Activists Push for More Biking Trails
Poor residents need more walking, biking trails, community groups say.
Manny Mayorga, a South Side resident, took his first bicycle ride on the Kinnickinnic River Trail about a week ago, along with his wife and three children. Mayorga and his family attended a workshop and ride sponsored by the Sixteenth Street Community Health Centers, intended to familiarize people with the trail, which is difficult to navigate. The Wisconsin Bike Fed distributed bikes to attendees.
“I didn’t know about this trail before, but now that I know it exists, I’ll try to use it,” said Mayorga in Spanish.
“People don’t know about the trail, so our job is to tell people about this wonderful space,” said Elizabeth De Leon, who led the workshop at Pulaski Park. De Leon is an environmental health educator for the Environmental Health department at Sixteenth Street Community Health Centers.
According to Tatiana Maida, Healthy Choices department manager at Sixteenth Street, community members in neighborhoods of color are often left out of the conversation in decisions that affect their communities.
That concern also was raised at a recent event sponsored by the Rails-to-Trails Conservancy to discuss its study, “Reconnecting Milwaukee,” which found that Milwaukee’s low-income neighborhoods lack access to biking trails, disproportionately affecting black and Latino residents.
The Rails-to-Trails Conservancy is a national organization that works to expand walking and biking trails.
The study found that 24 percent of city residents live within two miles of a trail, compared to only 8 percent of residents in low-income neighborhoods. Two miles is the maximum distance most people are willing to bike to a trail.
The study proposed connecting trails within the Kinnickinnic River Trail, as well as within the 30th Street Corridor on the North Side.
“There are plenty of access points, but the big issue the Kinnickinnic River Trail has is connectivity; it’s not a continuous trail,” said Tony Girron, events manager for the Wisconsin Bike Fed. A continuous trail would make bikers and walkers feel safer, he added.
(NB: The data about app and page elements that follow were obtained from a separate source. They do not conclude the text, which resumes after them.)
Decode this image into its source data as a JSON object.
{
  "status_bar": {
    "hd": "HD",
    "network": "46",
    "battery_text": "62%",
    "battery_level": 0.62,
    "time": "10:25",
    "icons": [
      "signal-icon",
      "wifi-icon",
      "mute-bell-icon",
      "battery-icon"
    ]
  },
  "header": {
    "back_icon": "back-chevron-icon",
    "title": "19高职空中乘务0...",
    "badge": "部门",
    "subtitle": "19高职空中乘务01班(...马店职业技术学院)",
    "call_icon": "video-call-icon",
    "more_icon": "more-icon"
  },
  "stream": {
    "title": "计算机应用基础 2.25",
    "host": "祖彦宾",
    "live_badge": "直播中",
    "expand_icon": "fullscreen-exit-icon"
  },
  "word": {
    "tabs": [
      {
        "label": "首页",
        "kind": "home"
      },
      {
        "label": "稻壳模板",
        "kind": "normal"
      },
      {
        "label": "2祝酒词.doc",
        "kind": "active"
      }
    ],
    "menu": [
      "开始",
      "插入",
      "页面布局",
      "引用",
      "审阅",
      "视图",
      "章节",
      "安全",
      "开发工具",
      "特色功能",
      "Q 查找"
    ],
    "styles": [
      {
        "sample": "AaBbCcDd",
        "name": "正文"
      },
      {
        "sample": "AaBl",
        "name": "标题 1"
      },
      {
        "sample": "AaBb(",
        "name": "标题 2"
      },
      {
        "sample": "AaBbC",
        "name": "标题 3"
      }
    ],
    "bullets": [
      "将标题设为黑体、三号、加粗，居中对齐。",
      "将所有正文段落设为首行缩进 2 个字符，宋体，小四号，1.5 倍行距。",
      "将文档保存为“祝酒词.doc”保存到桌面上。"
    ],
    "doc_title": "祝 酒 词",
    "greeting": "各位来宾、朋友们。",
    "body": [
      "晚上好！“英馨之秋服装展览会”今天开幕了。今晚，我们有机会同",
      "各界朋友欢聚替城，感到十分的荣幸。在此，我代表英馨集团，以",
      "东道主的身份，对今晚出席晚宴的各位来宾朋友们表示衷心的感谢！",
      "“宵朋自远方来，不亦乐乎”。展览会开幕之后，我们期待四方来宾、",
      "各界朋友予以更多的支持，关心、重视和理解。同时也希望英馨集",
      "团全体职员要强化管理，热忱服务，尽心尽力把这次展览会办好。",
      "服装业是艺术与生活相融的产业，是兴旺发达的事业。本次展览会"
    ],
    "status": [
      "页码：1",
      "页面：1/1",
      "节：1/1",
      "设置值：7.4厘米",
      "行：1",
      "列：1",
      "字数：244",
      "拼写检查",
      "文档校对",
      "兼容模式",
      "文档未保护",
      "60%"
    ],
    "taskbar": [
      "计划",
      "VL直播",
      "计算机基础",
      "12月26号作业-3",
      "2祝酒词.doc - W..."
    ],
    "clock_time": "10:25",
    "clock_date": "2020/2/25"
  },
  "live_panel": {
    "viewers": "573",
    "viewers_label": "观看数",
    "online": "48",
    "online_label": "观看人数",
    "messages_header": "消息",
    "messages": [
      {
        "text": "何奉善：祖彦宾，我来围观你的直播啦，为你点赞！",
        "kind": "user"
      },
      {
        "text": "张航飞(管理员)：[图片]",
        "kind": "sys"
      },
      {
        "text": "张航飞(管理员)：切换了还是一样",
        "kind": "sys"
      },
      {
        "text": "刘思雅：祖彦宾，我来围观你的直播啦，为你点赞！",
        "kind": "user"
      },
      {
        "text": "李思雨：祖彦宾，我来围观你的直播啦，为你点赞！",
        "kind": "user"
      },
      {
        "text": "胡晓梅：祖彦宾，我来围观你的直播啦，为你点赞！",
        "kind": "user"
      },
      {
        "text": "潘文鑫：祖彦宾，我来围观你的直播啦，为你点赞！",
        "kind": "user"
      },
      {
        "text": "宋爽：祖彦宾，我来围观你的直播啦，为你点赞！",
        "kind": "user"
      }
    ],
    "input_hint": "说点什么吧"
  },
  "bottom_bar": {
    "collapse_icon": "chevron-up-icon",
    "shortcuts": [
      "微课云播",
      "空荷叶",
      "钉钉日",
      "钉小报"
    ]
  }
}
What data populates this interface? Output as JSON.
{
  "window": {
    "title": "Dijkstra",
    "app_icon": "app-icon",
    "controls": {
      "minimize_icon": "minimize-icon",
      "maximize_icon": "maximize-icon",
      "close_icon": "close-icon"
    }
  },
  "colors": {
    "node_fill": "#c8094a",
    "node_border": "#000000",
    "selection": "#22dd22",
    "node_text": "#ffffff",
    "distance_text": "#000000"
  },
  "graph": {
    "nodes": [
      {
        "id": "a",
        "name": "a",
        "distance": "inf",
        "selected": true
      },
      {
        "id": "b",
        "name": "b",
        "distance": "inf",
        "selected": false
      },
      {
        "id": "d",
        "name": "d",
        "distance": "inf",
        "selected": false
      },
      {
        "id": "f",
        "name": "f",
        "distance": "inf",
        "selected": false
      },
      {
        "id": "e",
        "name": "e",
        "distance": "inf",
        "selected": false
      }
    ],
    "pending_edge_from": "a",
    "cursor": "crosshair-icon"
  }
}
Expanding the trails would raise the “connectivity” score for trail access citywide to 59 percent, and 66 percent in low-income neighborhoods. The score measures the ease of getting to “critical destinations,” including schools, libraries and grocery stores. The proposed improvements would increase the number of residents with access to a trail from 25,000 to 200,000, according to the conservancy.
Biernat added that the Kinnickinnic River Trail could connect to the Oak Leaf Trail, which runs for 120 miles in and around Milwaukee, and connects to the Hank Aaron State Trail a 15-mile trail that stretches from the Milwaukee lakefront to West Allis along the Menomonee River.
Rails-to-Trails has proposed expanding the 30th Street Corridor and Kinnickinnic River trails to connect to the Hank Aaron State Trail, which passes Miller Park, the Milwaukee County Zoo and the Wisconsin State Fair Park.
Maida said planning for connecting trails should include community residents. “Those trails and streets will be a way to create a new culture of health that neighborhoods of color don’t have,” she noted.
Elizabeth Thorstensen, vice president of trail development at Rails-to-Trails, added, “If we make these (improvements to the trails) there could be transformational changes.”
Expanding Milwaukee’s trails is part of the Route of the Badger, a Rails-to-Trails proposal to expand Southeastern Wisconsin’s trails from 340 miles to more than 500 miles through seven counties.
This story was originally published by Milwaukee Neighborhood News Service, where you can find other stories reporting on eighteen city neighborhoods in Milwaukee.